Architecture students have a lot in common. We share a long-term committed relationship with coffee. We share an instinctive urge to collect random cardboard boxes for model-making. We share a university studio which, over time, becomes our ‘home away from home’. As we get to know our fellow students, however, we learn that the architecture studio hosts a micro-society of ten different, but lovable, characters.
The legendary John Lennon once said, “Time you enjoy wasting, was not wasted.” And had a group of disgruntled, bespectacled, darkly clad architects been present when he spoke these words, their response probably would’ve been: “Time? What time, Johnny boy?” But as a matter of fact, there was no group of architects listening to these wise words, because they were probably furiously puffing on their last cigarette, tearing up another piece of trace, or lying collapsed somewhere.
It’s common knowledge that time is not exactly an architect’s best friend. Sleepless nights, endless hours of painstaking work and coffee expenses are but a few of the side effects that are all too familiar within the profession. But if the watch on your wrist looks something like this, don’t worry, because ours do too.

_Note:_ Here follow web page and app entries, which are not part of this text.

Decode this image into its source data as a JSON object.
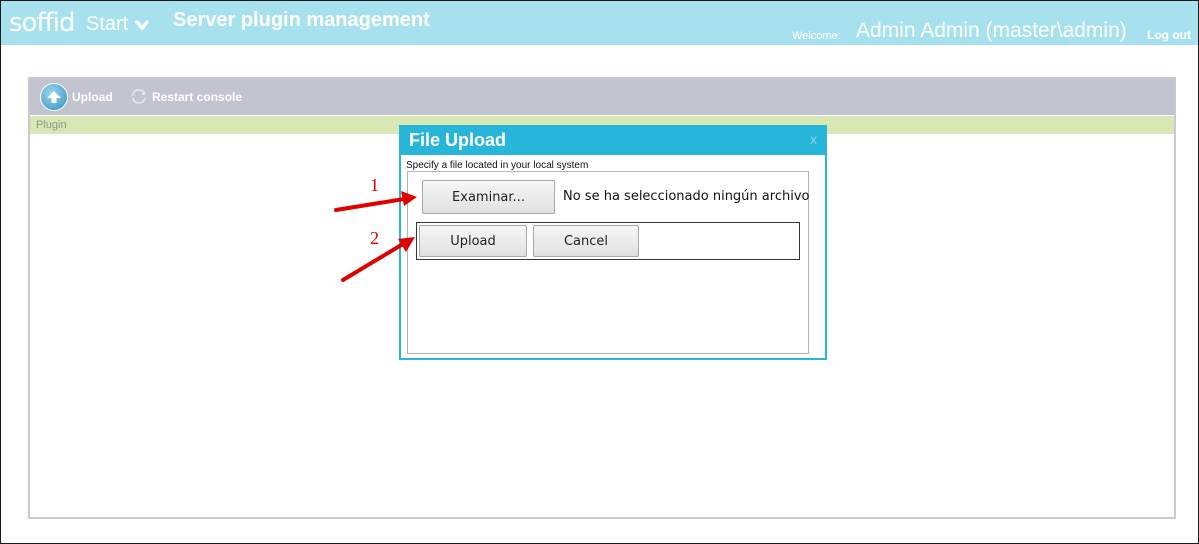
{
  "header": {
    "logo": "soffid",
    "start_label": "Start",
    "page_title": "Server plugin management",
    "welcome_label": "Welcome:",
    "user_name": "Admin Admin (master\\admin)",
    "logout_label": "Log out"
  },
  "toolbar": {
    "upload_label": "Upload",
    "restart_label": "Restart console"
  },
  "table": {
    "columns": [
      "Plugin"
    ]
  },
  "dialog": {
    "title": "File Upload",
    "close_glyph": "x",
    "instruction": "Specify a file located in your local system",
    "browse_label": "Examinar...",
    "file_status": "No se ha seleccionado ningún archivo.",
    "upload_label": "Upload",
    "cancel_label": "Cancel"
  },
  "annotations": {
    "step1": "1",
    "step2": "2",
    "arrow_color": "#e00000"
  },
  "colors": {
    "header_bg": "#a8e1ee",
    "toolbar_bg": "#c2c4cf",
    "column_header_bg": "#d8e7b4",
    "dialog_accent": "#27b6d9"
  }
}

As a young architecture student looking for a way to take his mind off schoolwork, architect/artist Tristán began drawing comics that drew inspiration from what he knew best: architecture school. Settling on the protagonist of the architecture student, he created a full series of comic strips focusing on the day to day routine of architecture students and teachers.
The comics take on moments from the life of architecture school, from the stresses of pulling all-nighters to the realities of dealing with clients in the professional world. By creating these strips, Tristán aims to shed some light on the complexities of being an architecture student – not forgetting that humor can sometimes be the best medicine for what ails you.
To most people, Facebook is simple. They use it as a survival tool during never-ending university lectures. They use it to distract themselves during arguments at the family dinner table. They use it to ‘research’ that new person in the office. But when the architect signs in, everything changes. To us, Facebook is an ‘archi-forum’. Every passionate, powerful sketch of ours is uploaded. Every deep, reflective, opinion of ours is posted. Every non-architectural event is advertised with the intensity of an adventure to Narnia. Happily, we know our audience – other architects...
To be certain, architecture students are required to perform a wide variety of skills to complete a project. But thanks to some guys named Gates and Jobs (among many others), we are now able to execute nearly all of our tasks on one magical machine: the computer. While things like sketching and model making will always be fundamental parts of our profession, the laborious task of hand drafting has already become the "walk to school uphill both ways" of architecture – that is, something most of us are happy to have moved on from.
Check out more of then vs. now below: